____ Working data
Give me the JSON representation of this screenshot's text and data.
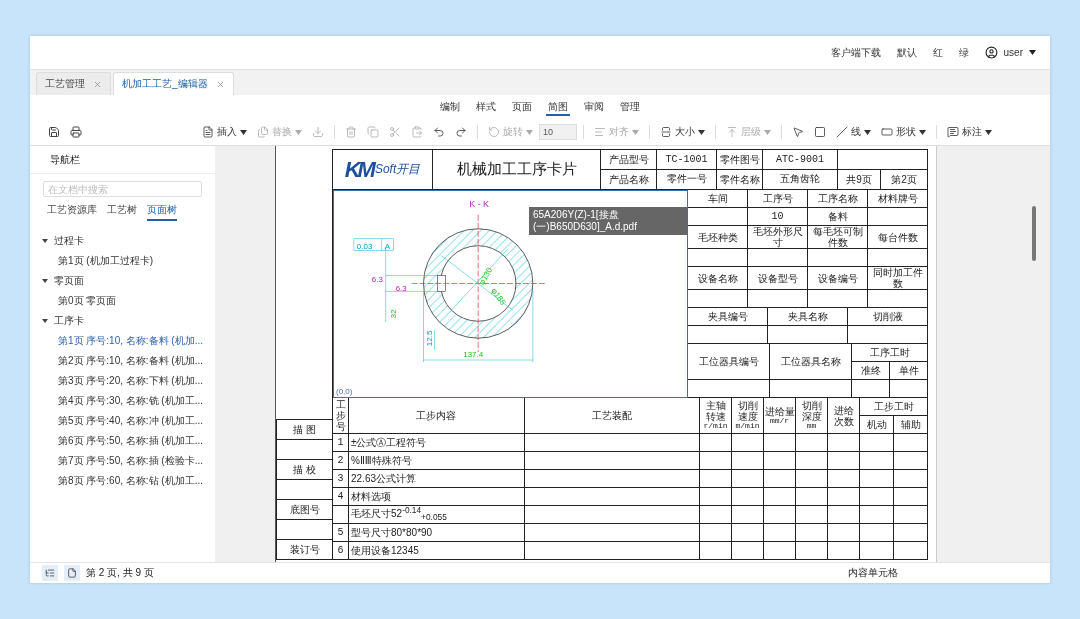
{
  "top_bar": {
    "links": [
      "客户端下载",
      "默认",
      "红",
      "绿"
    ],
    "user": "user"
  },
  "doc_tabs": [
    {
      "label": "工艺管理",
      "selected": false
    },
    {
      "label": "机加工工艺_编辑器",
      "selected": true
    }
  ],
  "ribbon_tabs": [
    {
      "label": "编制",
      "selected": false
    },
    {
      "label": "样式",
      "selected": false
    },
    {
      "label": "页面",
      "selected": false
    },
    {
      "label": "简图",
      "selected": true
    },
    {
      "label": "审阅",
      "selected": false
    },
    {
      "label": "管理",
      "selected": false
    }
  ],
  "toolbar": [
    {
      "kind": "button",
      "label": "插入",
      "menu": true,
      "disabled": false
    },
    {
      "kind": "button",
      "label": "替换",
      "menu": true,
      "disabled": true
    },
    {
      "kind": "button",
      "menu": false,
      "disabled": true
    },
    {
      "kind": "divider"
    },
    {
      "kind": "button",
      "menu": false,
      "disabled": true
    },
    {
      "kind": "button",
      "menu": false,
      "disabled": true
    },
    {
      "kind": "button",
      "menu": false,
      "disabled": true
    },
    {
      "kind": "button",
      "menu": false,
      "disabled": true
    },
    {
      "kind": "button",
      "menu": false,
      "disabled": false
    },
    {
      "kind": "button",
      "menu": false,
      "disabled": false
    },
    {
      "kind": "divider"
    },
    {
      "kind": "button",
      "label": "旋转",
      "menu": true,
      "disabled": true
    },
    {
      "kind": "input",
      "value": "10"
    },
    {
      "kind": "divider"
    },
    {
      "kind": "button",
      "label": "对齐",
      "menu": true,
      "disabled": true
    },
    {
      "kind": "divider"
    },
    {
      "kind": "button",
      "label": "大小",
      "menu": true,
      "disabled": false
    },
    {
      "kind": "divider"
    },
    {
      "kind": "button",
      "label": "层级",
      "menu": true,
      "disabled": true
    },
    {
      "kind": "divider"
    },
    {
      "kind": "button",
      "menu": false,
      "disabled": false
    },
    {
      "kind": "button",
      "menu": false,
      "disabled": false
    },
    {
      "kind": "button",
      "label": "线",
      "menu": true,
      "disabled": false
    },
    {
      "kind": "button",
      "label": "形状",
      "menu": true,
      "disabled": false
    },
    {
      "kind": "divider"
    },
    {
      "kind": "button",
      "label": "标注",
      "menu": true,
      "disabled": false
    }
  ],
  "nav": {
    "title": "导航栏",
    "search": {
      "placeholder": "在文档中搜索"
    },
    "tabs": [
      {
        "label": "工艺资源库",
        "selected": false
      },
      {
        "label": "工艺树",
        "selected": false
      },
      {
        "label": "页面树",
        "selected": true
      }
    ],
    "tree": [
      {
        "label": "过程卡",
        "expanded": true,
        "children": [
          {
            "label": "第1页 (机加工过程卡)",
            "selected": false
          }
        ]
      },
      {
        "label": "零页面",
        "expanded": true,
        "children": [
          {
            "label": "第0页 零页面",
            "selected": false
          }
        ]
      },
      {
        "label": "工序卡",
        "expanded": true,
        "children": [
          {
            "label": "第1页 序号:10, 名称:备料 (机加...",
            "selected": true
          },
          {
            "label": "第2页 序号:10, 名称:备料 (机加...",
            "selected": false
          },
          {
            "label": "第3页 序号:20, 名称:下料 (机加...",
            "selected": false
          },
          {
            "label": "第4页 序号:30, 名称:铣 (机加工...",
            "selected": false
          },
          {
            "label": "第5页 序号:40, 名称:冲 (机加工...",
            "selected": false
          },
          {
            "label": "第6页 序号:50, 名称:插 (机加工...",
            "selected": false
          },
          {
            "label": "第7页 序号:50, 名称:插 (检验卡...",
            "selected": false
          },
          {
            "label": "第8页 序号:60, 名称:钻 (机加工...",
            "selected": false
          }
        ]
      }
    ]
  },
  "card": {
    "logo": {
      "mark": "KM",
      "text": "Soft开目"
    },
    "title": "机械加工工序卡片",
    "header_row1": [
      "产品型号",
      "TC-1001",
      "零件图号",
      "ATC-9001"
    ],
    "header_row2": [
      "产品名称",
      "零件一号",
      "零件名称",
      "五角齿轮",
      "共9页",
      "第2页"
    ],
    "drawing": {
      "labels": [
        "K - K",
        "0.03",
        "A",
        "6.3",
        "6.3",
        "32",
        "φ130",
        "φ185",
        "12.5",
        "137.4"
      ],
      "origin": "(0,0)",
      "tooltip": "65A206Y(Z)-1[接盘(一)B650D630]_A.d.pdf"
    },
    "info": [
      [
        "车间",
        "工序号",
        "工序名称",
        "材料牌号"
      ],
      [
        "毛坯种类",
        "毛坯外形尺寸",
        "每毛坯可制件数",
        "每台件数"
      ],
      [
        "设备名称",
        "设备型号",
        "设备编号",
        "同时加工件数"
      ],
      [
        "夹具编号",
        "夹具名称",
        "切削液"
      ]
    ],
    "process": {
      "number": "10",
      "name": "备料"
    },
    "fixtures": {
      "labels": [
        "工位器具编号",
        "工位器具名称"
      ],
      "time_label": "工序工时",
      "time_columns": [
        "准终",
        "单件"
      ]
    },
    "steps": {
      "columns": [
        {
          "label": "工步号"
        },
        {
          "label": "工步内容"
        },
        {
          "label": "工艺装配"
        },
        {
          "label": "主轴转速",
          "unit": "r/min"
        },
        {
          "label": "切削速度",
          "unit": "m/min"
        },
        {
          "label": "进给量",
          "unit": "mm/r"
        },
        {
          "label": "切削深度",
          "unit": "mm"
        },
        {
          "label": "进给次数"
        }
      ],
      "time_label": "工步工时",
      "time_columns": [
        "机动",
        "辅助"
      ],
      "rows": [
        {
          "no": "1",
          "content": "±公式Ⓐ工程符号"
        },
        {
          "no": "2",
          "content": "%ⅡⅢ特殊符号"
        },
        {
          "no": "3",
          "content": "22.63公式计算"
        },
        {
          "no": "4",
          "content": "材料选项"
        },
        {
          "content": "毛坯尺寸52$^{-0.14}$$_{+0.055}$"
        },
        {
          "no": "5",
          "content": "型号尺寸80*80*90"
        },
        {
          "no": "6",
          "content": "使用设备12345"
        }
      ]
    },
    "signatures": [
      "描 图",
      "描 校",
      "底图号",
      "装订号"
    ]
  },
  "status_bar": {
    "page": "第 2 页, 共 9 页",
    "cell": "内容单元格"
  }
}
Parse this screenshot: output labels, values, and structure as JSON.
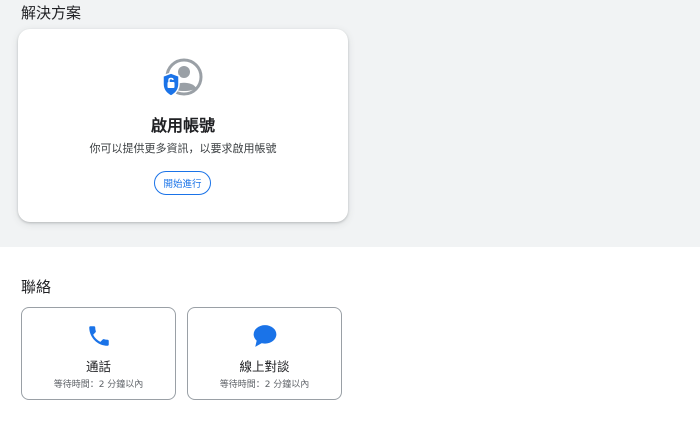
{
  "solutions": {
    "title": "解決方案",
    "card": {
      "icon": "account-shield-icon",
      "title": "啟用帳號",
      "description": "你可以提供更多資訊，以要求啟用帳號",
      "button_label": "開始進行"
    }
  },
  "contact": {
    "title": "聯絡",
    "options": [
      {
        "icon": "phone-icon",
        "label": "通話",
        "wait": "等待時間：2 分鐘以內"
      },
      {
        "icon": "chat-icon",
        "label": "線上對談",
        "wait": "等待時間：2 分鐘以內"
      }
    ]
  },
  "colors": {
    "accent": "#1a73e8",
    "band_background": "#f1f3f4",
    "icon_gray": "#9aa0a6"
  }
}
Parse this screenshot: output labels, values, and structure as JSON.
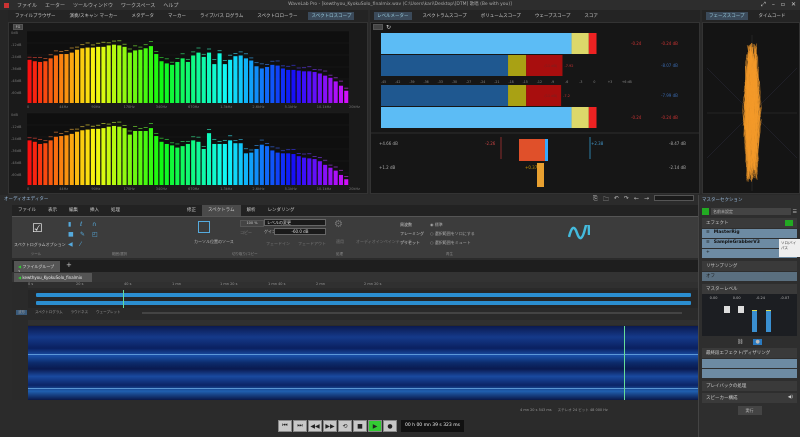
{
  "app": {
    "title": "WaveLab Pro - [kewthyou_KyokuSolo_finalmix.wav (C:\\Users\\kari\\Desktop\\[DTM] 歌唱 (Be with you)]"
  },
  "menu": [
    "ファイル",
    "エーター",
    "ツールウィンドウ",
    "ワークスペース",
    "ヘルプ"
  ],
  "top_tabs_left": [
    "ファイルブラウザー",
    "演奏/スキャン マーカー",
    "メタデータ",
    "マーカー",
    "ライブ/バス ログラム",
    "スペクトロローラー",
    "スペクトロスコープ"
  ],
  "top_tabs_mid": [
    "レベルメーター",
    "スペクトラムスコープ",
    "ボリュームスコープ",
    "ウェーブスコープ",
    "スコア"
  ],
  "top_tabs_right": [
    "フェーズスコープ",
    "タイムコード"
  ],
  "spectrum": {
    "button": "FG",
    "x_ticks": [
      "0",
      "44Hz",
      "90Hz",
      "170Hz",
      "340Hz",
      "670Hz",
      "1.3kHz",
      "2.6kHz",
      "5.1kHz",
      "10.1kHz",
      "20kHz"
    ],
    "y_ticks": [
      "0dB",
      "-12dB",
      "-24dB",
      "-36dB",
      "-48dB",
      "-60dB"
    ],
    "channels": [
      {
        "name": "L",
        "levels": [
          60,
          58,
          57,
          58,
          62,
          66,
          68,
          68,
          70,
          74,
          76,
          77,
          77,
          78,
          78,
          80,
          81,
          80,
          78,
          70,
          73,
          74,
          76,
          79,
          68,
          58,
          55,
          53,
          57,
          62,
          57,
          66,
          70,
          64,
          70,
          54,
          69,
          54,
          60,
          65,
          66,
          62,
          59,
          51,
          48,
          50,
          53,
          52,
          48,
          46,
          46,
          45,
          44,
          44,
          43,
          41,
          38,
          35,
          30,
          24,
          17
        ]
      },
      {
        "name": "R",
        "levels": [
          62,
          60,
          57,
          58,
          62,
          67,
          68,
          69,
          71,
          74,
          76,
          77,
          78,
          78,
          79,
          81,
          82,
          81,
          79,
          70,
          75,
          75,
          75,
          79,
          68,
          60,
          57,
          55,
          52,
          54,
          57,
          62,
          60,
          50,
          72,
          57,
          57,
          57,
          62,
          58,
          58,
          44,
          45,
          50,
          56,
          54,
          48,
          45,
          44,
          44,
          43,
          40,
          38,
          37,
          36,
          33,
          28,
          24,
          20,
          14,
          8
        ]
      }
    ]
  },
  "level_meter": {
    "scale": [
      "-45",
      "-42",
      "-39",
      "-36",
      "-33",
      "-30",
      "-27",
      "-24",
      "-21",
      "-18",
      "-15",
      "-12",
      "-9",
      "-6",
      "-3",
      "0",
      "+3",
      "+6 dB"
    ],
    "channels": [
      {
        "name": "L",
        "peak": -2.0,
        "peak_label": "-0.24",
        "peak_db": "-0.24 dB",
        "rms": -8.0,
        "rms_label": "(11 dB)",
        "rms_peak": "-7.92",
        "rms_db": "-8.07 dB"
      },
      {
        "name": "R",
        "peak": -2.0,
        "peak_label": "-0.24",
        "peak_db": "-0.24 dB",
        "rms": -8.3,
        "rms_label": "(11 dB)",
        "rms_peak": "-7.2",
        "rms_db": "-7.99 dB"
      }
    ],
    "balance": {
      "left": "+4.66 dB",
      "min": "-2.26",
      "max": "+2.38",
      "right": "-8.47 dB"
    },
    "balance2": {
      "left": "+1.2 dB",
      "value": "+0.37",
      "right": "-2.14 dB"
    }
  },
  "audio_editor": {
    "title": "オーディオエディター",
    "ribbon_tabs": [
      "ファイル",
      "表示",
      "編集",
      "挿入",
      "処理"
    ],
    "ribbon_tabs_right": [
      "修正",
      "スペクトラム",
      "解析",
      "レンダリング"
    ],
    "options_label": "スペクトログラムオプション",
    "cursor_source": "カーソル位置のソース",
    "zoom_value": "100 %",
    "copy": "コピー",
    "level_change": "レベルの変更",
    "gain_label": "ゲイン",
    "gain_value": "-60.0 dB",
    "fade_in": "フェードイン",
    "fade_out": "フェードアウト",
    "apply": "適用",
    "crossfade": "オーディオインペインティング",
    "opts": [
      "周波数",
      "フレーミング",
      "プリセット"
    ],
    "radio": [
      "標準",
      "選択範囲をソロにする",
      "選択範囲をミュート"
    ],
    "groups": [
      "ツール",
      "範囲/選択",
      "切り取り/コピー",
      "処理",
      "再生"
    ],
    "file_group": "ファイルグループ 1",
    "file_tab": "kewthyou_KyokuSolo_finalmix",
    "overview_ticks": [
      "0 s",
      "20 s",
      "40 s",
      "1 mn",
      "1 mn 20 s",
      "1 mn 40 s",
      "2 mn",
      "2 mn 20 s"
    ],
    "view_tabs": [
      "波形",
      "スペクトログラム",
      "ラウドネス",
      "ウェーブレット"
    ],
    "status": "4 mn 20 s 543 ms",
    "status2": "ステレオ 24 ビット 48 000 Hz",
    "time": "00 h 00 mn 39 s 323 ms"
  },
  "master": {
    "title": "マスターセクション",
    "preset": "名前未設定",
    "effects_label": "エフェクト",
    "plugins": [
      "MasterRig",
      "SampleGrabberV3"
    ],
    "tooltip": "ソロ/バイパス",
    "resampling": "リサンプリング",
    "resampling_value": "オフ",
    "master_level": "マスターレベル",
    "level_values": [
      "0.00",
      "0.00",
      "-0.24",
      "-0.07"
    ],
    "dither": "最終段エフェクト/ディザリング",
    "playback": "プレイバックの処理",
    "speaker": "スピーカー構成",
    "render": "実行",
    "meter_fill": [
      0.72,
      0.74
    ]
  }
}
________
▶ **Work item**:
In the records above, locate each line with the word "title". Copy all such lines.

▶ **Result**:
    "title": "导航栏",
    "title": "机械加工工序卡片",
    "title": "解決方案",
      "title": "啟用帳號",
    "title": "聯絡",
    "title": "WaveLab Pro - [kewthyou_KyokuSolo_finalmix.wav (C:\\Users\\kari\\Desktop\\[DTM] 歌唱 (Be with you)]"
    "title": "オーディオエディター",
    "title": "マスターセクション",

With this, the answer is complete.